Solène Pedron and colleagues published an article in July of 2020 in Plos One, detailing a new device called open-tES for delivering non-invasive neuromodulation techniques such as transcranial direct current stimulation (tDCS). The purpose of open-tES was to allow experiments that required neuromodulation to have a device that is affordable and easy to use, especially in rodent models.
Transcranial electrical stimulation (tES) is used in neuroscience as a non-invasive technique that allows electrical currents to travel to the cortex of the brain to modulate neural activity and brain function. This technique is commonly used as a form of treatment for psychiatric disorders in addition to neurological disorders and neurodegenerative disease; tES also has the potential to enhance activity in different cognitive areas and/or reduce the effects caused by the neurological condition.
The stimulator used in Open-tES is an aluminum box that contains banana connectors for both anode and cathode on the front panel; and the power supply on the rear, consisting of the power switch and serial port. The device’s power supply is gathered from the use of an external 9V battery, which can allow for the device to be used up to 24 hours. Another part of the device is an LCD screen and three buttons on the top panel that are used to input settings for the stimulator. If the device is being used for certain types of tDCS (otDCS and tPCs) or an external triggering, a computer control must be used. The main component needed to operate the Open-tES device properly is a microcontroller that is used to regulate the operating speed and pulse width modulation switching frequency administrated by the device.
Open-tES applicability was demonstrated by Pedron and colleagues in a cohort of adult Swiss female rats. In their experiment, the rats would received tDCS treatment in the morning and afternoon during the light phase of their dark/light cycle. The rats then underwent a forced swim test during the morning to see if the electrical currents changed the behavior in the same way as a previous study, which used a commercial stimulator. The results of the study found there was no significant difference between the results when using Open-tES on behavioral changes in rodents as to those seen using the commercial stimulator. Thus, these results provided support that Open-tES has the same efficacy when used with rodents in altering their behavior as established hardware.

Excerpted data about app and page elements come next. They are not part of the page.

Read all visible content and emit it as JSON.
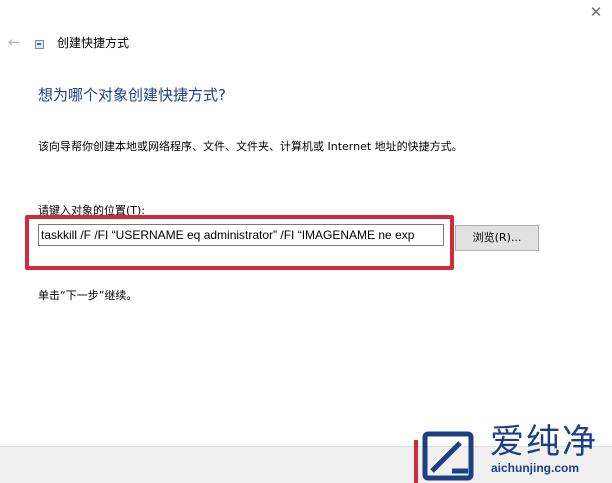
{
  "window": {
    "title": "创建快捷方式",
    "back_icon": "arrow-left-icon",
    "close_icon": "close-icon",
    "close_glyph": "✕",
    "back_glyph": "←"
  },
  "page": {
    "heading": "想为哪个对象创建快捷方式?",
    "description": "该向导帮你创建本地或网络程序、文件、文件夹、计算机或 Internet 地址的快捷方式。",
    "location_label": "请键入对象的位置(T):",
    "location_value": "taskkill /F /FI “USERNAME eq administrator” /FI “IMAGENAME ne exp",
    "browse_label": "浏览(R)...",
    "hint": "单击“下一步”继续。"
  },
  "watermark": {
    "name": "爱纯净",
    "url": "aichunjing.com"
  },
  "colors": {
    "heading": "#1e3f8b",
    "highlight": "#d22a3a",
    "watermark": "#1d3f84"
  }
}
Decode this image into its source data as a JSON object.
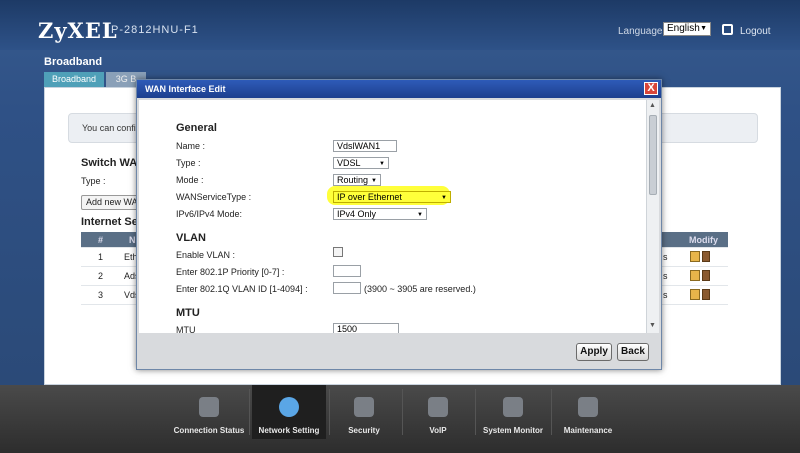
{
  "header": {
    "logo": "ZyXEL",
    "model": "P-2812HNU-F1",
    "language_label": "Language :",
    "language_value": "English",
    "logout": "Logout"
  },
  "background": {
    "title": "Broadband",
    "tabs": [
      "Broadband",
      "3G B"
    ],
    "info_text": "You can config",
    "switch_title": "Switch WAN",
    "type_label": "Type :",
    "add_button": "Add new WAN",
    "internet_title": "Internet Set",
    "table_headers": [
      "#",
      "N",
      "Modify"
    ],
    "rows": [
      {
        "num": "1",
        "name": "Eth",
        "right": "s"
      },
      {
        "num": "2",
        "name": "Ads",
        "right": "s"
      },
      {
        "num": "3",
        "name": "Vds",
        "right": "s"
      }
    ]
  },
  "dialog": {
    "title": "WAN Interface Edit",
    "close_label": "X",
    "general": {
      "title": "General",
      "name_label": "Name :",
      "name_value": "VdslWAN1",
      "type_label": "Type :",
      "type_value": "VDSL",
      "mode_label": "Mode :",
      "mode_value": "Routing",
      "wan_service_label": "WANServiceType :",
      "wan_service_value": "IP over Ethernet",
      "ipmode_label": "IPv6/IPv4 Mode:",
      "ipmode_value": "IPv4 Only"
    },
    "vlan": {
      "title": "VLAN",
      "enable_label": "Enable VLAN :",
      "priority_label": "Enter 802.1P Priority [0-7] :",
      "priority_value": "",
      "vlanid_label": "Enter 802.1Q VLAN ID [1-4094] :",
      "vlanid_value": "",
      "vlanid_note": "(3900 ~ 3905 are reserved.)"
    },
    "mtu": {
      "title": "MTU",
      "mtu_label": "MTU",
      "mtu_value": "1500"
    },
    "apply": "Apply",
    "back": "Back"
  },
  "nav": [
    {
      "label": "Connection Status",
      "icon": "connection-status-icon"
    },
    {
      "label": "Network Setting",
      "icon": "network-setting-icon",
      "active": true
    },
    {
      "label": "Security",
      "icon": "security-icon"
    },
    {
      "label": "VoIP",
      "icon": "voip-icon"
    },
    {
      "label": "System Monitor",
      "icon": "system-monitor-icon"
    },
    {
      "label": "Maintenance",
      "icon": "maintenance-icon"
    }
  ],
  "colors": {
    "title_bar": "#2e5bb8",
    "highlight": "#ffff3a",
    "header": "#1d3a66"
  }
}
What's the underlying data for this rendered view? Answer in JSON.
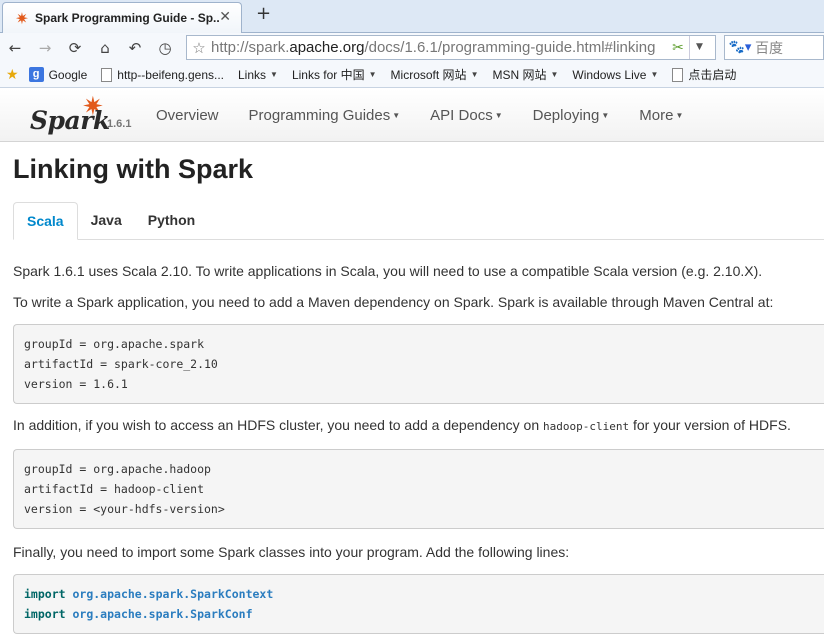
{
  "browser": {
    "tab_title": "Spark Programming Guide - Sp...",
    "tab_close": "✕",
    "new_tab": "+",
    "url_prefix": "http://spark.",
    "url_domain": "apache.org",
    "url_path": "/docs/1.6.1/programming-guide.html#linking",
    "search_placeholder": "百度"
  },
  "bookmarks": [
    {
      "label": "Google",
      "icon": "google-icon"
    },
    {
      "label": "http--beifeng.gens...",
      "icon": "page-icon"
    },
    {
      "label": "Links",
      "icon": "",
      "menu": true
    },
    {
      "label": "Links for 中国",
      "icon": "",
      "menu": true
    },
    {
      "label": "Microsoft 网站",
      "icon": "",
      "menu": true
    },
    {
      "label": "MSN 网站",
      "icon": "",
      "menu": true
    },
    {
      "label": "Windows Live",
      "icon": "",
      "menu": true
    },
    {
      "label": "点击启动",
      "icon": "page-icon"
    }
  ],
  "site": {
    "logo_word": "Spark",
    "version": "1.6.1",
    "nav": [
      {
        "label": "Overview",
        "menu": false
      },
      {
        "label": "Programming Guides",
        "menu": true
      },
      {
        "label": "API Docs",
        "menu": true
      },
      {
        "label": "Deploying",
        "menu": true
      },
      {
        "label": "More",
        "menu": true
      }
    ]
  },
  "content": {
    "heading": "Linking with Spark",
    "tabs": [
      "Scala",
      "Java",
      "Python"
    ],
    "active_tab": "Scala",
    "p1": "Spark 1.6.1 uses Scala 2.10. To write applications in Scala, you will need to use a compatible Scala version (e.g. 2.10.X).",
    "p2": "To write a Spark application, you need to add a Maven dependency on Spark. Spark is available through Maven Central at:",
    "code1": "groupId = org.apache.spark\nartifactId = spark-core_2.10\nversion = 1.6.1",
    "p3_before": "In addition, if you wish to access an HDFS cluster, you need to add a dependency on ",
    "p3_code": "hadoop-client",
    "p3_after": " for your version of HDFS.",
    "code2": "groupId = org.apache.hadoop\nartifactId = hadoop-client\nversion = <your-hdfs-version>",
    "p4": "Finally, you need to import some Spark classes into your program. Add the following lines:",
    "imports": [
      {
        "keyword": "import",
        "name": "org.apache.spark.SparkContext"
      },
      {
        "keyword": "import",
        "name": "org.apache.spark.SparkConf"
      }
    ]
  },
  "colors": {
    "brand_orange": "#e25a1c",
    "link_blue": "#0088cc"
  }
}
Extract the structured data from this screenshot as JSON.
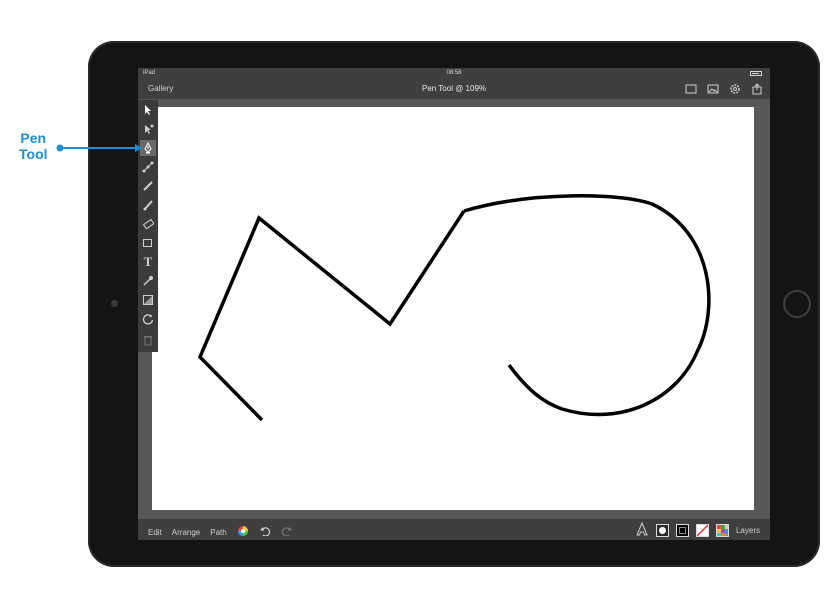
{
  "status_bar": {
    "carrier": "iPad",
    "time": "08:58"
  },
  "nav_bar": {
    "gallery": "Gallery",
    "title": "Pen Tool @ 109%"
  },
  "bottom_bar": {
    "edit": "Edit",
    "arrange": "Arrange",
    "path": "Path",
    "layers": "Layers"
  },
  "annotation": {
    "line1": "Pen",
    "line2": "Tool"
  },
  "colors": {
    "accent": "#1a8fd8",
    "device": "#141414",
    "chrome": "#3f3f3f",
    "canvas_bg": "#585858",
    "stroke": "#000000"
  },
  "tools": [
    {
      "name": "select-tool-icon"
    },
    {
      "name": "node-tool-icon"
    },
    {
      "name": "pen-tool-icon",
      "selected": true
    },
    {
      "name": "point-transform-icon"
    },
    {
      "name": "knife-tool-icon"
    },
    {
      "name": "brush-tool-icon"
    },
    {
      "name": "eraser-tool-icon"
    },
    {
      "name": "shape-tool-icon"
    },
    {
      "name": "text-tool-icon"
    },
    {
      "name": "eyedropper-tool-icon"
    },
    {
      "name": "fill-tool-icon"
    },
    {
      "name": "rotate-tool-icon"
    },
    {
      "name": "trash-icon"
    }
  ]
}
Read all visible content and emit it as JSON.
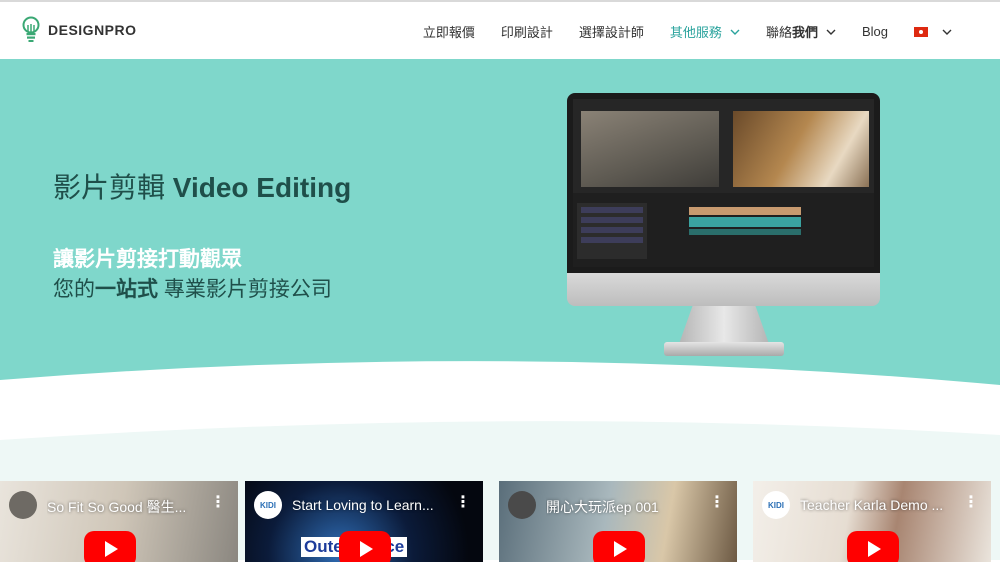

This post was brought to you by Kellam Schmudde. This project summary is a part of the collection from neuroscience undergraduate students in the Computational Methods course at American University.